» **Problem requirements**:
With the pictures left out, write every entry down exactly.

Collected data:
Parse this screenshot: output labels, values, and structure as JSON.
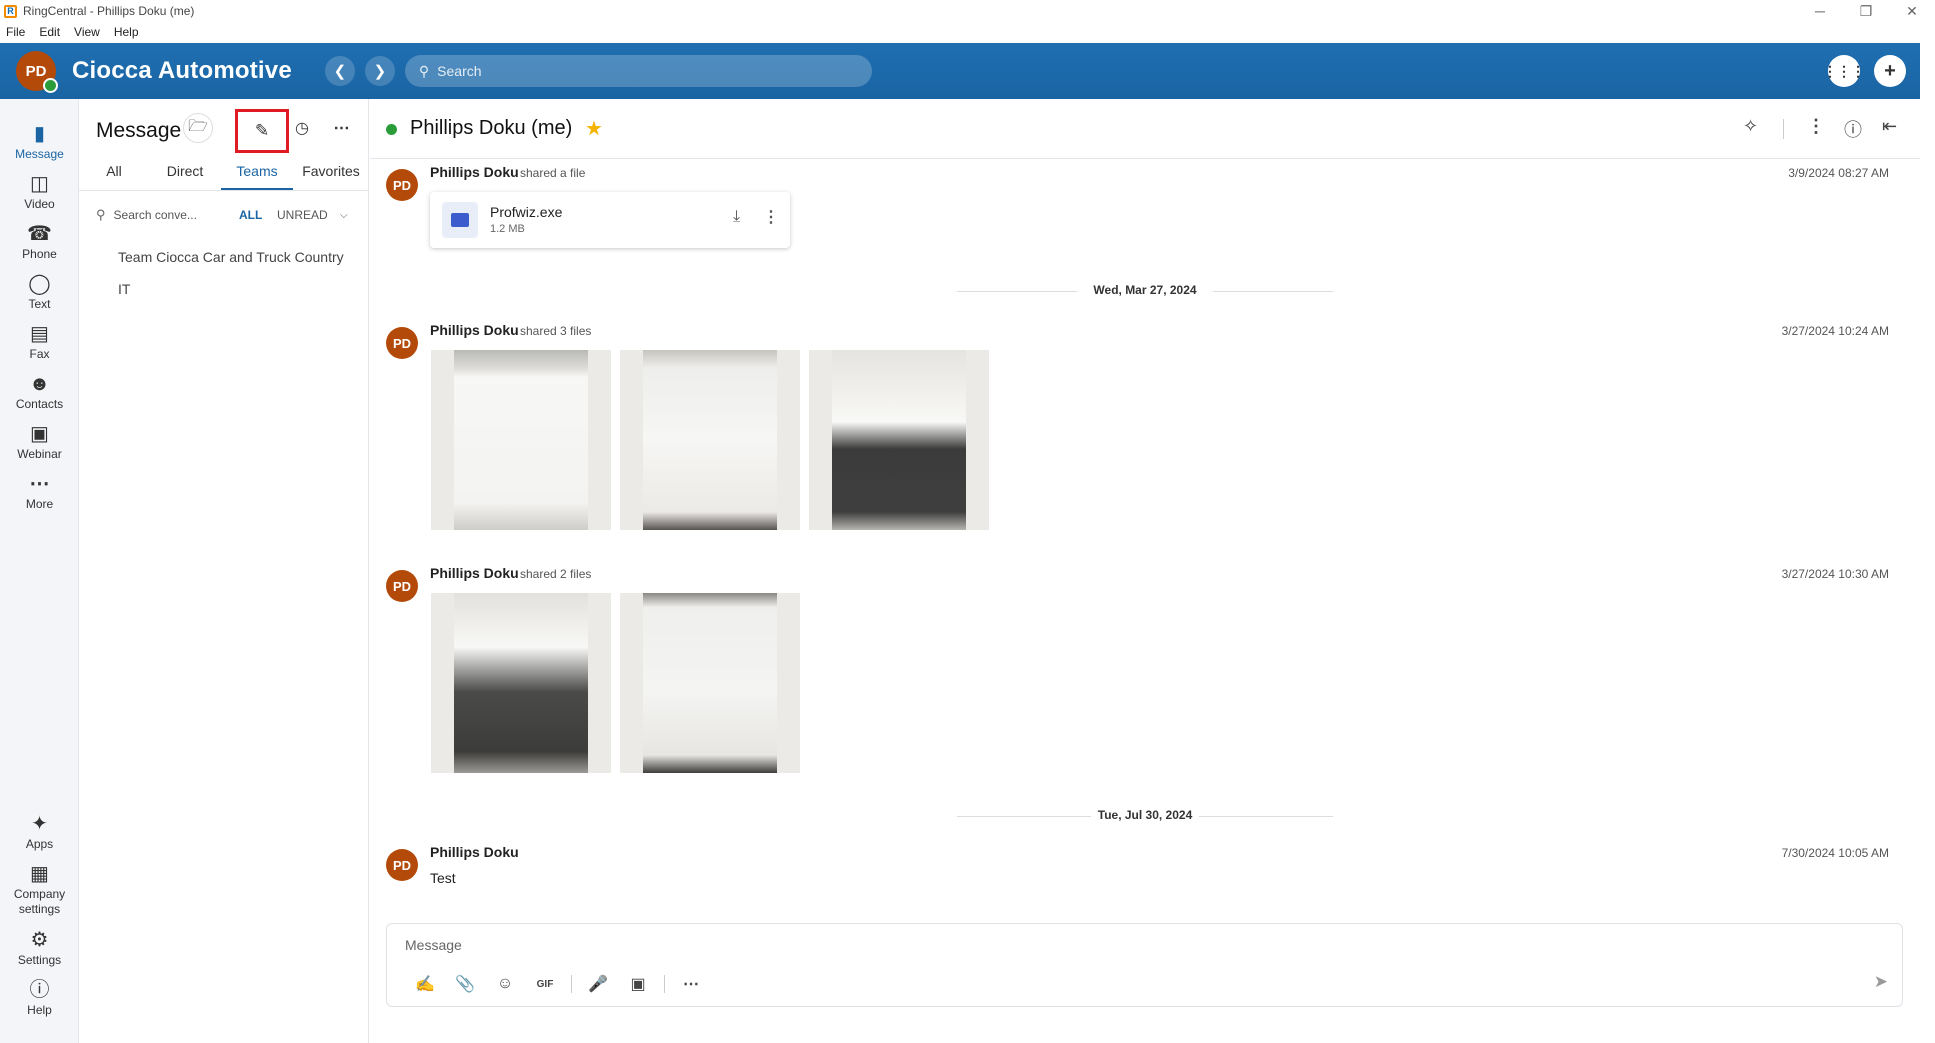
{
  "window": {
    "title": "RingCentral - Phillips Doku (me)",
    "controls": {
      "minimize": "─",
      "restore": "❐",
      "close": "✕"
    }
  },
  "menubar": [
    "File",
    "Edit",
    "View",
    "Help"
  ],
  "topbar": {
    "avatar_initials": "PD",
    "company": "Ciocca Automotive",
    "search_placeholder": "Search",
    "dialpad_icon": "dialpad-icon",
    "add_icon": "plus-icon"
  },
  "leftnav": {
    "items": [
      {
        "label": "Message",
        "icon": "message-icon",
        "active": true
      },
      {
        "label": "Video",
        "icon": "video-icon"
      },
      {
        "label": "Phone",
        "icon": "phone-icon"
      },
      {
        "label": "Text",
        "icon": "text-icon"
      },
      {
        "label": "Fax",
        "icon": "fax-icon"
      },
      {
        "label": "Contacts",
        "icon": "contacts-icon"
      },
      {
        "label": "Webinar",
        "icon": "webinar-icon"
      },
      {
        "label": "More",
        "icon": "more-icon"
      }
    ],
    "bottom": [
      {
        "label": "Apps",
        "icon": "apps-icon"
      },
      {
        "label": "Company settings",
        "icon": "company-settings-icon"
      },
      {
        "label": "Settings",
        "icon": "settings-icon"
      },
      {
        "label": "Help",
        "icon": "help-icon"
      }
    ]
  },
  "conversations": {
    "header": "Message",
    "tabs": [
      "All",
      "Direct",
      "Teams",
      "Favorites"
    ],
    "active_tab": "Teams",
    "search_placeholder": "Search conve...",
    "filter_all": "ALL",
    "filter_unread": "UNREAD",
    "items": [
      "Team Ciocca Car and Truck Country",
      "IT"
    ]
  },
  "chat": {
    "title": "Phillips Doku (me)",
    "messages": [
      {
        "sender": "Phillips Doku",
        "action": "shared a file",
        "time": "3/9/2024 08:27 AM",
        "file": {
          "name": "Profwiz.exe",
          "size": "1.2 MB"
        }
      },
      {
        "day": "Wed, Mar 27, 2024"
      },
      {
        "sender": "Phillips Doku",
        "action": "shared 3 files",
        "time": "3/27/2024 10:24 AM"
      },
      {
        "sender": "Phillips Doku",
        "action": "shared 2 files",
        "time": "3/27/2024 10:30 AM"
      },
      {
        "day": "Tue, Jul 30, 2024"
      },
      {
        "sender": "Phillips Doku",
        "action": "",
        "time": "7/30/2024 10:05 AM",
        "text": "Test"
      }
    ],
    "composer_placeholder": "Message"
  }
}
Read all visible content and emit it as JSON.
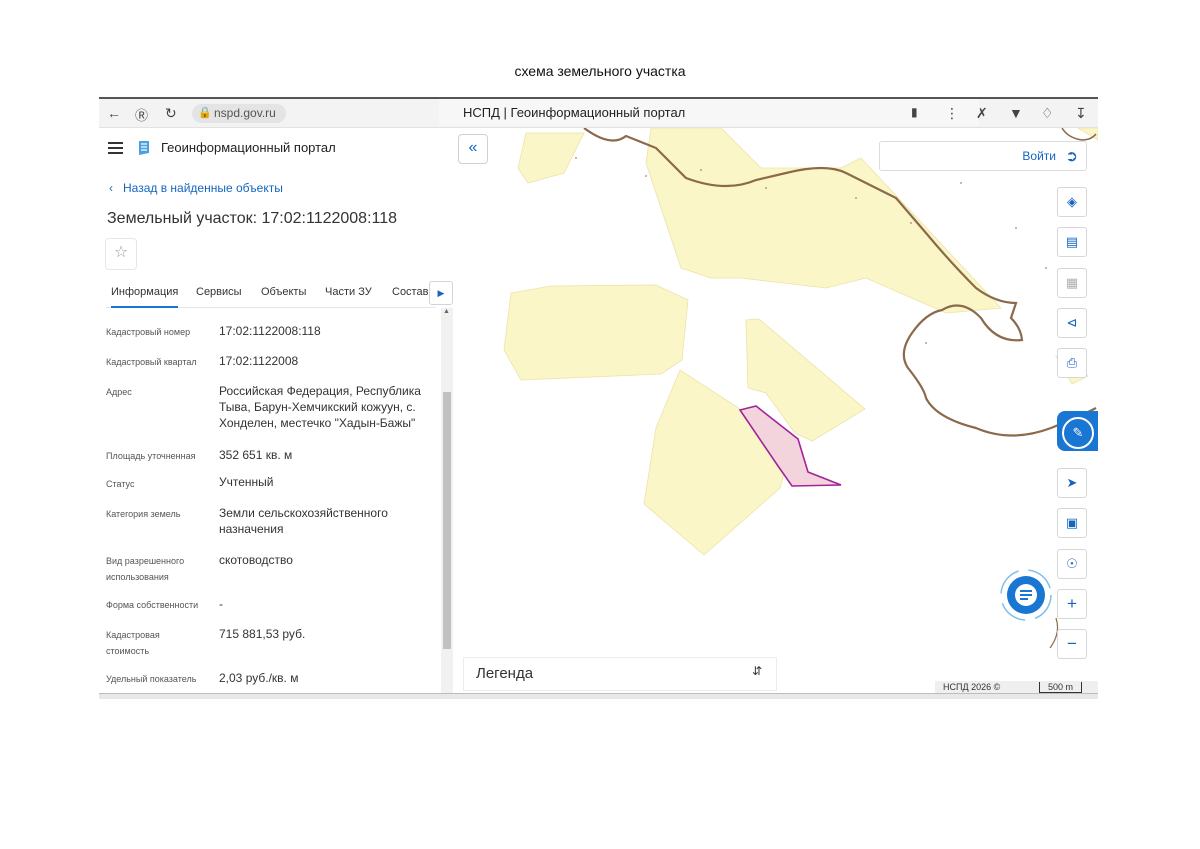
{
  "doc_title": "схема земельного участка",
  "browser": {
    "url": "nspd.gov.ru",
    "tab_title": "НСПД | Геоинформационный портал",
    "icons": [
      "back-arrow-icon",
      "yandex-icon",
      "reload-icon",
      "lock-icon",
      "bookmark-icon",
      "more-icon",
      "extension-icon",
      "extension-icon",
      "extension-icon",
      "download-icon"
    ]
  },
  "header": {
    "app_title": "Геоинформационный портал"
  },
  "panel": {
    "back_label": "Назад в найденные объекты",
    "object_title": "Земельный участок: 17:02:1122008:118",
    "tabs": [
      "Информация",
      "Сервисы",
      "Объекты",
      "Части ЗУ",
      "Состав"
    ],
    "fields": [
      {
        "label": "Кадастровый номер",
        "value": "17:02:1122008:118"
      },
      {
        "label": "Кадастровый квартал",
        "value": "17:02:1122008"
      },
      {
        "label": "Адрес",
        "value": "Российская Федерация, Республика Тыва, Барун-Хемчикский кожуун, с. Хонделен, местечко \"Хадын-Бажы\""
      },
      {
        "label": "Площадь уточненная",
        "value": "352 651 кв. м"
      },
      {
        "label": "Статус",
        "value": "Учтенный"
      },
      {
        "label": "Категория земель",
        "value": "Земли сельскохозяйственного назначения"
      },
      {
        "label": "Вид разрешенного использования",
        "value": "скотоводство"
      },
      {
        "label": "Форма собственности",
        "value": "-"
      },
      {
        "label": "Кадастровая стоимость",
        "value": "715 881,53 руб."
      },
      {
        "label": "Удельный показатель",
        "value": "2,03 руб./кв. м"
      }
    ]
  },
  "map": {
    "login_label": "Войти",
    "legend_label": "Легенда",
    "copyright": "НСПД 2026 ©",
    "scale": "500 m",
    "colors": {
      "parcel_fill": "#fbf6c8",
      "selected_fill": "#f3d3dc",
      "selected_stroke": "#a0249a",
      "river": "#8a6a4a",
      "accent": "#1976d2"
    }
  }
}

» **Result for this exercise**:
Parse this screenshot: output labels, values, and structure as JSON.
{
  "window": {
    "title": "RingCentral - Phillips Doku (me)",
    "controls": {
      "minimize": "─",
      "restore": "❐",
      "close": "✕"
    }
  },
  "menubar": [
    "File",
    "Edit",
    "View",
    "Help"
  ],
  "topbar": {
    "avatar_initials": "PD",
    "company": "Ciocca Automotive",
    "search_placeholder": "Search",
    "dialpad_icon": "dialpad-icon",
    "add_icon": "plus-icon"
  },
  "leftnav": {
    "items": [
      {
        "label": "Message",
        "icon": "message-icon",
        "active": true
      },
      {
        "label": "Video",
        "icon": "video-icon"
      },
      {
        "label": "Phone",
        "icon": "phone-icon"
      },
      {
        "label": "Text",
        "icon": "text-icon"
      },
      {
        "label": "Fax",
        "icon": "fax-icon"
      },
      {
        "label": "Contacts",
        "icon": "contacts-icon"
      },
      {
        "label": "Webinar",
        "icon": "webinar-icon"
      },
      {
        "label": "More",
        "icon": "more-icon"
      }
    ],
    "bottom": [
      {
        "label": "Apps",
        "icon": "apps-icon"
      },
      {
        "label": "Company settings",
        "icon": "company-settings-icon"
      },
      {
        "label": "Settings",
        "icon": "settings-icon"
      },
      {
        "label": "Help",
        "icon": "help-icon"
      }
    ]
  },
  "conversations": {
    "header": "Message",
    "tabs": [
      "All",
      "Direct",
      "Teams",
      "Favorites"
    ],
    "active_tab": "Teams",
    "search_placeholder": "Search conve...",
    "filter_all": "ALL",
    "filter_unread": "UNREAD",
    "items": [
      "Team Ciocca Car and Truck Country",
      "IT"
    ]
  },
  "chat": {
    "title": "Phillips Doku (me)",
    "messages": [
      {
        "sender": "Phillips Doku",
        "action": "shared a file",
        "time": "3/9/2024 08:27 AM",
        "file": {
          "name": "Profwiz.exe",
          "size": "1.2 MB"
        }
      },
      {
        "day": "Wed, Mar 27, 2024"
      },
      {
        "sender": "Phillips Doku",
        "action": "shared 3 files",
        "time": "3/27/2024 10:24 AM"
      },
      {
        "sender": "Phillips Doku",
        "action": "shared 2 files",
        "time": "3/27/2024 10:30 AM"
      },
      {
        "day": "Tue, Jul 30, 2024"
      },
      {
        "sender": "Phillips Doku",
        "action": "",
        "time": "7/30/2024 10:05 AM",
        "text": "Test"
      }
    ],
    "composer_placeholder": "Message"
  }
}
Read all visible content and emit it as JSON.
{
  "doc_title": "схема земельного участка",
  "browser": {
    "url": "nspd.gov.ru",
    "tab_title": "НСПД | Геоинформационный портал",
    "icons": [
      "back-arrow-icon",
      "yandex-icon",
      "reload-icon",
      "lock-icon",
      "bookmark-icon",
      "more-icon",
      "extension-icon",
      "extension-icon",
      "extension-icon",
      "download-icon"
    ]
  },
  "header": {
    "app_title": "Геоинформационный портал"
  },
  "panel": {
    "back_label": "Назад в найденные объекты",
    "object_title": "Земельный участок: 17:02:1122008:118",
    "tabs": [
      "Информация",
      "Сервисы",
      "Объекты",
      "Части ЗУ",
      "Состав"
    ],
    "fields": [
      {
        "label": "Кадастровый номер",
        "value": "17:02:1122008:118"
      },
      {
        "label": "Кадастровый квартал",
        "value": "17:02:1122008"
      },
      {
        "label": "Адрес",
        "value": "Российская Федерация, Республика Тыва, Барун-Хемчикский кожуун, с. Хонделен, местечко \"Хадын-Бажы\""
      },
      {
        "label": "Площадь уточненная",
        "value": "352 651 кв. м"
      },
      {
        "label": "Статус",
        "value": "Учтенный"
      },
      {
        "label": "Категория земель",
        "value": "Земли сельскохозяйственного назначения"
      },
      {
        "label": "Вид разрешенного использования",
        "value": "скотоводство"
      },
      {
        "label": "Форма собственности",
        "value": "-"
      },
      {
        "label": "Кадастровая стоимость",
        "value": "715 881,53 руб."
      },
      {
        "label": "Удельный показатель",
        "value": "2,03 руб./кв. м"
      }
    ]
  },
  "map": {
    "login_label": "Войти",
    "legend_label": "Легенда",
    "copyright": "НСПД 2026 ©",
    "scale": "500 m",
    "colors": {
      "parcel_fill": "#fbf6c8",
      "selected_fill": "#f3d3dc",
      "selected_stroke": "#a0249a",
      "river": "#8a6a4a",
      "accent": "#1976d2"
    }
  }
}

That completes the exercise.